Put on your seatbelts, here we goJune 23, 2015 9:00
Standard Chartered focuses on the super-rich
The British bank typically defines such clients as those who have $25 million invested with the bank, and who are thought to have assets of at least $100 million.
November 5, 2012 3:09 by Reuters
Standard Chartered Plc’s private banking arm says it aims to focus on business from super-rich clients as it expands its services to the wealthy in Asia, Africa and the Middle East.
The British bank typically defines such clients as those who have $25 million invested with the bank, and who are thought to have assets of at least $100 million; the industry refers to such clients as the ultra-high net worth (UHNW) category.
“We see ourselves as having a special role to play in that segment, mainly because we know a lot of people who are in that lucky position,” Stephen Richards Evans, Standard Chartered’s head of private banking for Europe, theMiddle East, Africa, South Asia and the Americas, said in an interview with Reuters.
Standard Chartered, with assets of about $52 billion in its private bank, said it had hired three senior private bankers to set up its UHNW family office.
Ayman Abdul-Hadi, previously a managing director at HSBC Holdings’ private bank, joined Standard Chartered in June along with Khalid Sattam, who came from Julius Baer . The bank also brought in Damien Morgan from HSBC to advise rich clients.
Evans said large family offices in regions such as the Middle East were looking for “holistic” solutions, which included a range of services from wealth management to succession planning and addressing capital requirements.
Standard Chartered is trying to leverage the group’s existing relationships in segments such as retail and wholesale banking to meet these needs, he said.
“If a private banker is worth his salt, he will act as a sounding board to issues the patriarch of a family business is facing.
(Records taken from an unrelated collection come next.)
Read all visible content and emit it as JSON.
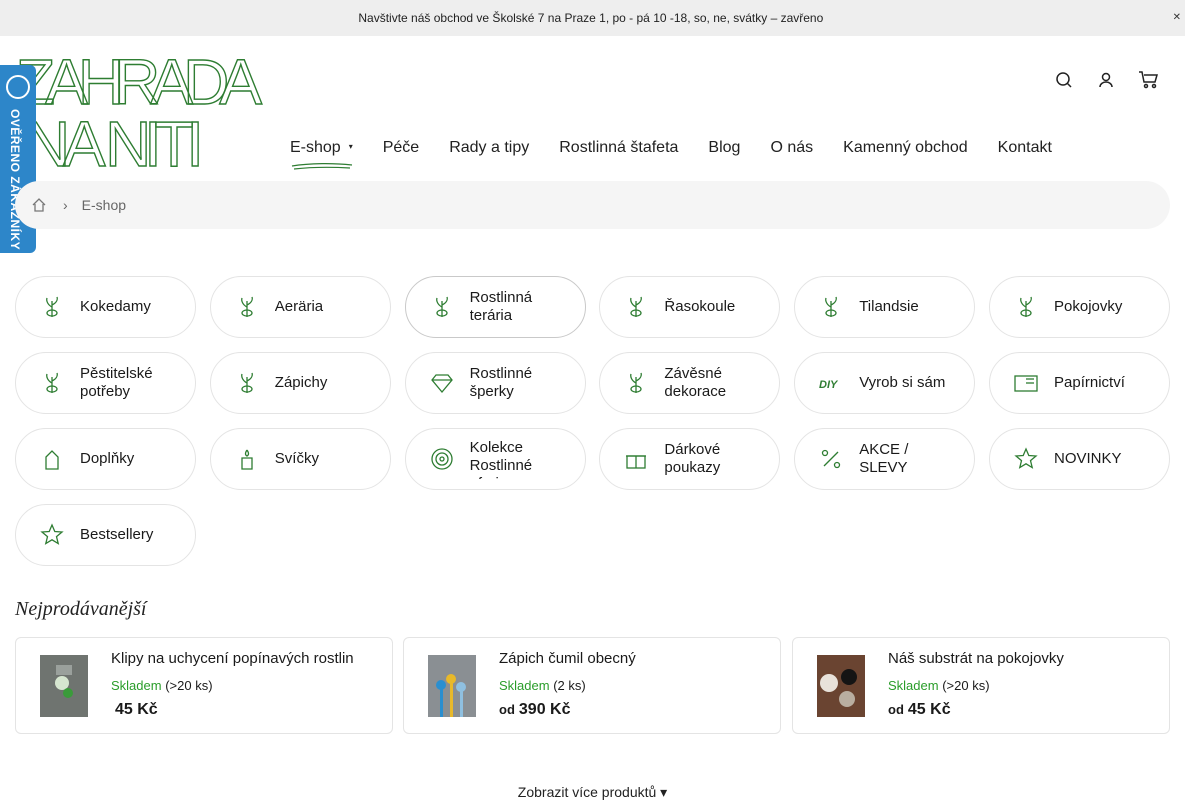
{
  "topbar": {
    "message": " Navštivte náš obchod ve Školské 7 na Praze 1, po - pá 10 -18, so, ne, svátky – zavřeno  ",
    "close": "✕"
  },
  "logo": {
    "text_line1": "ZAHRADA",
    "text_line2": "NA NITI"
  },
  "badge": {
    "text": "OVĚŘENO ZÁKAZNÍKY"
  },
  "nav": [
    {
      "label": "E-shop"
    },
    {
      "label": "Péče"
    },
    {
      "label": "Rady a tipy"
    },
    {
      "label": "Rostlinná štafeta"
    },
    {
      "label": "Blog"
    },
    {
      "label": "O nás"
    },
    {
      "label": "Kamenný obchod"
    },
    {
      "label": "Kontakt"
    }
  ],
  "nav_caret": "▾",
  "breadcrumb": {
    "separator": "›",
    "current": "E-shop"
  },
  "categories": [
    {
      "label": "Kokedamy"
    },
    {
      "label": "Aeräria"
    },
    {
      "label": "Rostlinná terária"
    },
    {
      "label": "Řasokoule"
    },
    {
      "label": "Tilandsie"
    },
    {
      "label": "Pokojovky"
    },
    {
      "label": "Pěstitelské potřeby"
    },
    {
      "label": "Zápichy"
    },
    {
      "label": "Rostlinné šperky"
    },
    {
      "label": "Závěsné dekorace"
    },
    {
      "label": "Vyrob si sám"
    },
    {
      "label": "Papírnictví"
    },
    {
      "label": "Doplňky"
    },
    {
      "label": "Svíčky"
    },
    {
      "label": "Kolekce Rostlinné aforimy"
    },
    {
      "label": "Dárkové poukazy"
    },
    {
      "label": "AKCE / SLEVY"
    },
    {
      "label": "NOVINKY"
    },
    {
      "label": "Bestsellery"
    }
  ],
  "bestsellers": {
    "title": "Nejprodávanější",
    "products": [
      {
        "name": "Klipy na uchycení popínavých rostlin",
        "stock": "Skladem",
        "qty": "(>20 ks)",
        "prefix": "",
        "price": "45 Kč"
      },
      {
        "name": "Zápich čumil obecný",
        "stock": "Skladem",
        "qty": "(2 ks)",
        "prefix": "od",
        "price": "390 Kč"
      },
      {
        "name": "Náš substrát na pokojovky",
        "stock": "Skladem",
        "qty": "(>20 ks)",
        "prefix": "od",
        "price": "45 Kč"
      }
    ]
  },
  "more_label": "Zobrazit více produktů ▾",
  "colors": {
    "accent_green": "#2e7d32",
    "stock_green": "#2a9d2a",
    "badge_blue": "#2d86c9"
  }
}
Wealthy clients are increasingly demanding holistic solutions,” Evans said.
He predicted Asia, Africa and the Middle East would drive the private bank’s profits in future, as wealth there expanded at faster rates than in the West.
Industry-wide, the Middle East and Africa wealth management sector grew 8.6 percent in 2010 and overall assets under management could hit $6.7 trillion by 2015, helped by high oil prices, according to a study by the Boston Consulting Group in June last year.
Standard Chartered launched its private banking services in 2007. The bank started an Islamic private banking service early this year to cater to rich Muslim populations.